Say what? You’re telling me that a typical high school kid can become a half vampire, a condition that gives him access to some vampire powers, but still allows him to venture out during daylight? You’re also telling me that our hero falls for a girl with a monkey tail, and that there are good vampires — they sip a bit of blood and move on — and bad vampires — they go for the jugular?
Of course, you’re not telling me any of this, but the new movie Cirque du Freak: The Vampire’s Assistant does exactly that and more. Much more. Glutted with freaks and geeks, Cirque du Freak tells a story from a series of books by author Darren Shan. It starts well enough, but eventually wears out its welcome, resorting to violent clashes that dump the movie into a creatively exhausted heap.
For 27 years, Robert Denerstein was the film critic at The Rocky Mountain News. Read more of Robert's reviews at Denerstein Unleashed.
The story centers on Darren (Chris Massoglia), a straight-arrow high school student. Darren’s best friend (Josh Hutcherson) is more rebellious and angry, but it’s Darren who’s turned into a half vampire, a transformation that has something to do with his destiny. That’s with a capital “D.”
John C. Reilly appears as Larten Crepsley, a vampire who takes Darren under wing — or is it under fang? I guess it’s under wing because these vampires don’t seem to have fangs. They take refuge at the campsite of a traveling freak show, which has been declared neutral territory for both kinds of vampires — good and bad — by its ringmaster Mr. Tall (Ken Watanabe).
I can’t imagine that anyone has been longing to see what Salma Hayek looks like with a beard, but the movie affords the curious just such opportunity. She plays a hormonally challenged freak who also happens to be Crepsley’s love interest. Willem Dafoe appears briefly and superfluously. The only truly interesting performance is given by Reilly. His Crespley is too world-weary to be especially menacing but not too tired to be arch.

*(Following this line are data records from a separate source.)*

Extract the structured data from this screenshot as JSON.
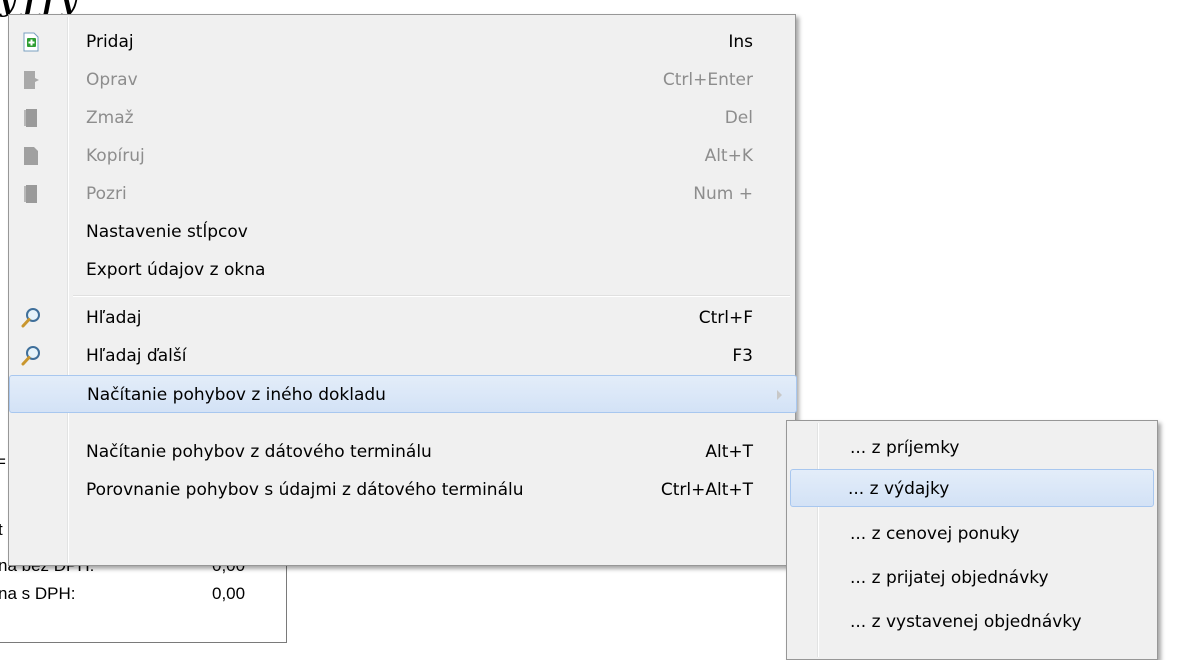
{
  "background": {
    "title_fragment": "ý j   j y",
    "summary": [
      {
        "label": "na bez DPH:",
        "value": "0,00"
      },
      {
        "label": "na s DPH:",
        "value": "0,00"
      }
    ],
    "left_fragments": [
      "=",
      "t"
    ]
  },
  "context_menu": {
    "items": [
      {
        "label": "Pridaj",
        "shortcut": "Ins",
        "icon": "add-document-icon",
        "enabled": true
      },
      {
        "label": "Oprav",
        "shortcut": "Ctrl+Enter",
        "icon": "edit-document-icon",
        "enabled": false
      },
      {
        "label": "Zmaž",
        "shortcut": "Del",
        "icon": "delete-document-icon",
        "enabled": false
      },
      {
        "label": "Kopíruj",
        "shortcut": "Alt+K",
        "icon": "copy-document-icon",
        "enabled": false
      },
      {
        "label": "Pozri",
        "shortcut": "Num +",
        "icon": "view-document-icon",
        "enabled": false
      },
      {
        "label": "Nastavenie stĺpcov",
        "shortcut": "",
        "icon": "",
        "enabled": true
      },
      {
        "label": "Export údajov z okna",
        "shortcut": "",
        "icon": "",
        "enabled": true
      },
      {
        "label": "Hľadaj",
        "shortcut": "Ctrl+F",
        "icon": "search-icon",
        "enabled": true
      },
      {
        "label": "Hľadaj ďalší",
        "shortcut": "F3",
        "icon": "search-icon",
        "enabled": true
      },
      {
        "label": "Načítanie pohybov z iného dokladu",
        "shortcut": "",
        "icon": "",
        "enabled": true,
        "submenu": true,
        "highlighted": true
      },
      {
        "label": "Načítanie pohybov z dátového terminálu",
        "shortcut": "Alt+T",
        "icon": "",
        "enabled": true
      },
      {
        "label": "Porovnanie pohybov s údajmi z dátového terminálu",
        "shortcut": "Ctrl+Alt+T",
        "icon": "",
        "enabled": true
      }
    ]
  },
  "submenu": {
    "items": [
      {
        "label": "... z príjemky",
        "highlighted": false
      },
      {
        "label": "... z výdajky",
        "highlighted": true
      },
      {
        "label": "... z cenovej ponuky",
        "highlighted": false
      },
      {
        "label": "... z prijatej objednávky",
        "highlighted": false
      },
      {
        "label": "... z vystavenej objednávky",
        "highlighted": false
      }
    ]
  },
  "colors": {
    "menu_bg": "#f0f0f0",
    "highlight_bg": "#d9e6f7",
    "highlight_border": "#a8c7ef",
    "disabled_text": "#8d8d8d",
    "add_icon_green": "#2e9e32"
  }
}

I’m betting that the 200-year-old Crespley, if given a half a chance, might have nasty things to say about the strangely excessive plot, which — by the end — seems to exist mostly to set up a series of sequels. I may pass. I didn’t hate watching Cirque du Freak, but it certainly didn’t make me hungry for more.
Note: I’ve read that Shan’s books are aimed squarely at tweens, but I noticed lots of younger children at a preview screening. The level of violence and profanity may be mild by R-rated standards, but this one seems questionable for little ones. The movie is rated PG-13.